Entries from a dataset of interfaces:
—————
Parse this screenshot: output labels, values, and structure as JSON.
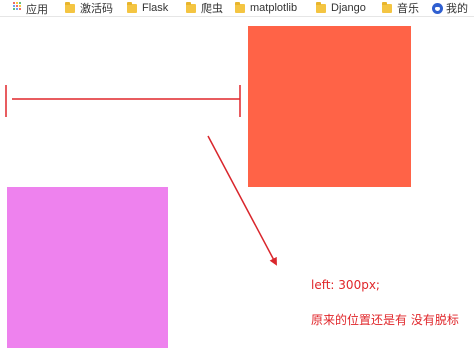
{
  "bookmarks_bar": {
    "items": [
      {
        "label": "应用",
        "icon": "apps-icon"
      },
      {
        "label": "激活码",
        "icon": "folder-icon"
      },
      {
        "label": "Flask",
        "icon": "folder-icon"
      },
      {
        "label": "爬虫",
        "icon": "folder-icon"
      },
      {
        "label": "matplotlib",
        "icon": "folder-icon"
      },
      {
        "label": "Django",
        "icon": "folder-icon"
      },
      {
        "label": "音乐",
        "icon": "folder-icon"
      },
      {
        "label": "我的",
        "icon": "baidu-icon"
      }
    ]
  },
  "annotations": {
    "offset_note": "left: 300px;",
    "explanation_note": "原来的位置还是有  没有脱标"
  },
  "colors": {
    "orange_box": "#ff6347",
    "violet_box": "#ee82ee",
    "annotation_red": "#e0262a"
  }
}
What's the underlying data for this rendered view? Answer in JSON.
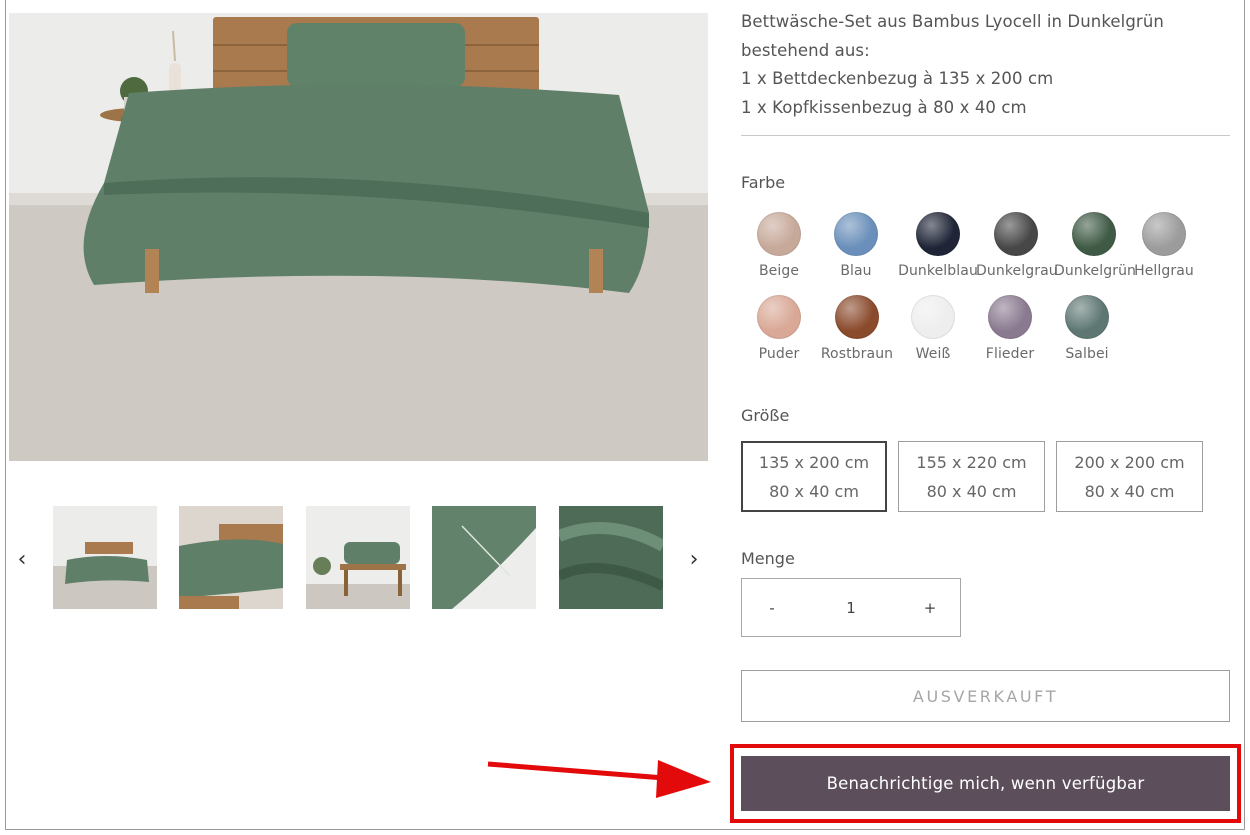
{
  "description_lines": [
    "Bettwäsche-Set aus Bambus Lyocell in Dunkelgrün",
    "bestehend aus:",
    "1 x Bettdeckenbezug à 135 x 200 cm",
    "1 x Kopfkissenbezug à 80 x 40 cm"
  ],
  "color_section": {
    "label": "Farbe",
    "swatches": [
      {
        "name": "Beige",
        "color": "#c7a99a",
        "icon": "swatch-beige-icon"
      },
      {
        "name": "Blau",
        "color": "#6a8fba",
        "icon": "swatch-blau-icon"
      },
      {
        "name": "Dunkelblau",
        "color": "#1f2537",
        "icon": "swatch-dunkelblau-icon"
      },
      {
        "name": "Dunkelgrau",
        "color": "#474747",
        "icon": "swatch-dunkelgrau-icon"
      },
      {
        "name": "Dunkelgrün",
        "color": "#3f5a45",
        "icon": "swatch-dunkelgruen-icon"
      },
      {
        "name": "Hellgrau",
        "color": "#9c9c9c",
        "icon": "swatch-hellgrau-icon"
      },
      {
        "name": "Puder",
        "color": "#d9a896",
        "icon": "swatch-puder-icon"
      },
      {
        "name": "Rostbraun",
        "color": "#8a4a2c",
        "icon": "swatch-rostbraun-icon"
      },
      {
        "name": "Weiß",
        "color": "#eeeeee",
        "icon": "swatch-weiss-icon"
      },
      {
        "name": "Flieder",
        "color": "#8a7a90",
        "icon": "swatch-flieder-icon"
      },
      {
        "name": "Salbei",
        "color": "#5e7773",
        "icon": "swatch-salbei-icon"
      }
    ]
  },
  "size_section": {
    "label": "Größe",
    "options": [
      {
        "line1": "135 x 200 cm",
        "line2": "80 x 40 cm",
        "selected": true
      },
      {
        "line1": "155 x 220 cm",
        "line2": "80 x 40 cm",
        "selected": false
      },
      {
        "line1": "200 x 200 cm",
        "line2": "80 x 40 cm",
        "selected": false
      }
    ]
  },
  "quantity_section": {
    "label": "Menge",
    "minus": "-",
    "value": "1",
    "plus": "+"
  },
  "buttons": {
    "sold_out": "AUSVERKAUFT",
    "notify": "Benachrichtige mich, wenn verfügbar"
  },
  "gallery": {
    "prev_icon": "chevron-left-icon",
    "next_icon": "chevron-right-icon",
    "thumbnails": [
      "bed-full-view",
      "bed-side-view",
      "pillow-on-bench",
      "pillow-zipper-detail",
      "fabric-closeup"
    ]
  },
  "colors": {
    "accent_button": "#5c4f5b",
    "highlight": "#e20a0a",
    "bedding_green": "#5f7f69"
  }
}
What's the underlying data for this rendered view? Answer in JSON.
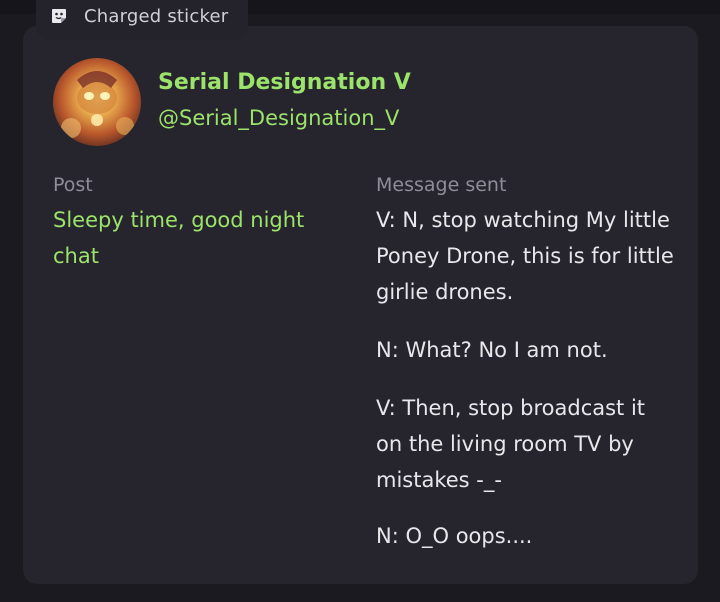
{
  "sticker": {
    "label": "Charged sticker",
    "icon": "sticker-icon"
  },
  "profile": {
    "display_name": "Serial Designation V",
    "handle": "@Serial_Designation_V",
    "name_color": "#9be36a"
  },
  "post": {
    "label": "Post",
    "text": "Sleepy time, good night chat"
  },
  "message": {
    "label": "Message sent",
    "lines": [
      "V: N, stop watching My little Poney Drone, this is for little girlie drones.",
      "N: What? No I am not.",
      "V: Then, stop broadcast it on the living room TV by mistakes -_-",
      "N: O_O oops...."
    ]
  }
}
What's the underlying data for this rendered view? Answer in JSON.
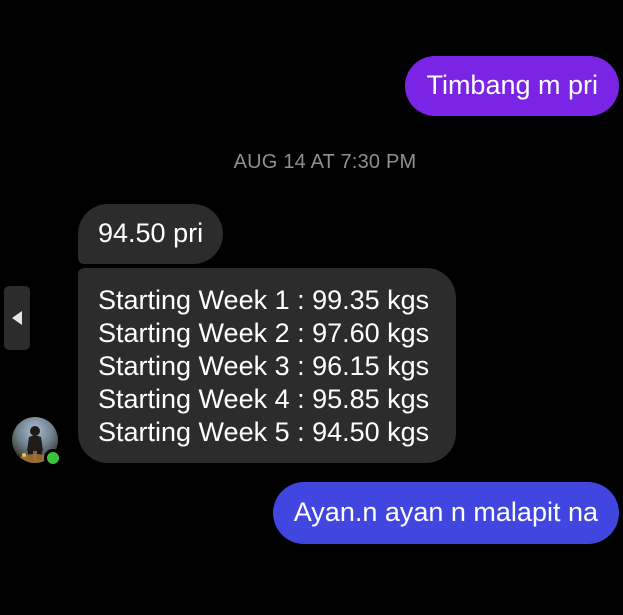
{
  "thread": {
    "messages": [
      {
        "direction": "outgoing",
        "text": "Timbang m pri"
      },
      {
        "direction": "incoming",
        "text": "94.50 pri"
      },
      {
        "direction": "incoming",
        "lines": [
          "Starting Week 1 : 99.35 kgs",
          "Starting Week 2 : 97.60 kgs",
          "Starting Week 3 : 96.15 kgs",
          "Starting Week 4 : 95.85 kgs",
          "Starting Week 5 : 94.50 kgs"
        ]
      },
      {
        "direction": "outgoing",
        "text": "Ayan.n ayan n malapit na"
      }
    ],
    "timestamp": "AUG 14 AT 7:30 PM"
  },
  "colors": {
    "background": "#000000",
    "outgoing_purple": "#7a24e6",
    "outgoing_blue": "#4146e0",
    "incoming_bubble": "#2c2c2c",
    "timestamp_text": "#8f8f8f",
    "online_indicator": "#3cc23c"
  },
  "icons": {
    "side_handle": "caret-left-icon",
    "contact_avatar": "avatar",
    "presence": "online-status-icon"
  }
}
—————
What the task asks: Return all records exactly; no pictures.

Solution to the exercise:
Parse this screenshot: output labels, values, and structure as JSON.
{
  "bookmarks_bar": {
    "items": [
      {
        "label": "应用",
        "icon": "apps-icon"
      },
      {
        "label": "激活码",
        "icon": "folder-icon"
      },
      {
        "label": "Flask",
        "icon": "folder-icon"
      },
      {
        "label": "爬虫",
        "icon": "folder-icon"
      },
      {
        "label": "matplotlib",
        "icon": "folder-icon"
      },
      {
        "label": "Django",
        "icon": "folder-icon"
      },
      {
        "label": "音乐",
        "icon": "folder-icon"
      },
      {
        "label": "我的",
        "icon": "baidu-icon"
      }
    ]
  },
  "annotations": {
    "offset_note": "left: 300px;",
    "explanation_note": "原来的位置还是有  没有脱标"
  },
  "colors": {
    "orange_box": "#ff6347",
    "violet_box": "#ee82ee",
    "annotation_red": "#e0262a"
  }
}
What's the underlying data for this rendered view? Answer in JSON.
{
  "description_lines": [
    "Bettwäsche-Set aus Bambus Lyocell in Dunkelgrün",
    "bestehend aus:",
    "1 x Bettdeckenbezug à 135 x 200 cm",
    "1 x Kopfkissenbezug à 80 x 40 cm"
  ],
  "color_section": {
    "label": "Farbe",
    "swatches": [
      {
        "name": "Beige",
        "color": "#c7a99a",
        "icon": "swatch-beige-icon"
      },
      {
        "name": "Blau",
        "color": "#6a8fba",
        "icon": "swatch-blau-icon"
      },
      {
        "name": "Dunkelblau",
        "color": "#1f2537",
        "icon": "swatch-dunkelblau-icon"
      },
      {
        "name": "Dunkelgrau",
        "color": "#474747",
        "icon": "swatch-dunkelgrau-icon"
      },
      {
        "name": "Dunkelgrün",
        "color": "#3f5a45",
        "icon": "swatch-dunkelgruen-icon"
      },
      {
        "name": "Hellgrau",
        "color": "#9c9c9c",
        "icon": "swatch-hellgrau-icon"
      },
      {
        "name": "Puder",
        "color": "#d9a896",
        "icon": "swatch-puder-icon"
      },
      {
        "name": "Rostbraun",
        "color": "#8a4a2c",
        "icon": "swatch-rostbraun-icon"
      },
      {
        "name": "Weiß",
        "color": "#eeeeee",
        "icon": "swatch-weiss-icon"
      },
      {
        "name": "Flieder",
        "color": "#8a7a90",
        "icon": "swatch-flieder-icon"
      },
      {
        "name": "Salbei",
        "color": "#5e7773",
        "icon": "swatch-salbei-icon"
      }
    ]
  },
  "size_section": {
    "label": "Größe",
    "options": [
      {
        "line1": "135 x 200 cm",
        "line2": "80 x 40 cm",
        "selected": true
      },
      {
        "line1": "155 x 220 cm",
        "line2": "80 x 40 cm",
        "selected": false
      },
      {
        "line1": "200 x 200 cm",
        "line2": "80 x 40 cm",
        "selected": false
      }
    ]
  },
  "quantity_section": {
    "label": "Menge",
    "minus": "-",
    "value": "1",
    "plus": "+"
  },
  "buttons": {
    "sold_out": "AUSVERKAUFT",
    "notify": "Benachrichtige mich, wenn verfügbar"
  },
  "gallery": {
    "prev_icon": "chevron-left-icon",
    "next_icon": "chevron-right-icon",
    "thumbnails": [
      "bed-full-view",
      "bed-side-view",
      "pillow-on-bench",
      "pillow-zipper-detail",
      "fabric-closeup"
    ]
  },
  "colors": {
    "accent_button": "#5c4f5b",
    "highlight": "#e20a0a",
    "bedding_green": "#5f7f69"
  }
}
What's the underlying data for this rendered view? Answer in JSON.
{
  "sticker": {
    "label": "Charged sticker",
    "icon": "sticker-icon"
  },
  "profile": {
    "display_name": "Serial Designation V",
    "handle": "@Serial_Designation_V",
    "name_color": "#9be36a"
  },
  "post": {
    "label": "Post",
    "text": "Sleepy time, good night chat"
  },
  "message": {
    "label": "Message sent",
    "lines": [
      "V: N, stop watching My little Poney Drone, this is for little girlie drones.",
      "N: What? No I am not.",
      "V: Then, stop broadcast it on the living room TV by mistakes -_-",
      "N: O_O oops...."
    ]
  }
}
What's the underlying data for this rendered view? Answer in JSON.
{
  "thread": {
    "messages": [
      {
        "direction": "outgoing",
        "text": "Timbang m pri"
      },
      {
        "direction": "incoming",
        "text": "94.50 pri"
      },
      {
        "direction": "incoming",
        "lines": [
          "Starting Week 1 : 99.35 kgs",
          "Starting Week 2 : 97.60 kgs",
          "Starting Week 3 : 96.15 kgs",
          "Starting Week 4 : 95.85 kgs",
          "Starting Week 5 : 94.50 kgs"
        ]
      },
      {
        "direction": "outgoing",
        "text": "Ayan.n ayan n malapit na"
      }
    ],
    "timestamp": "AUG 14 AT 7:30 PM"
  },
  "colors": {
    "background": "#000000",
    "outgoing_purple": "#7a24e6",
    "outgoing_blue": "#4146e0",
    "incoming_bubble": "#2c2c2c",
    "timestamp_text": "#8f8f8f",
    "online_indicator": "#3cc23c"
  },
  "icons": {
    "side_handle": "caret-left-icon",
    "contact_avatar": "avatar",
    "presence": "online-status-icon"
  }
}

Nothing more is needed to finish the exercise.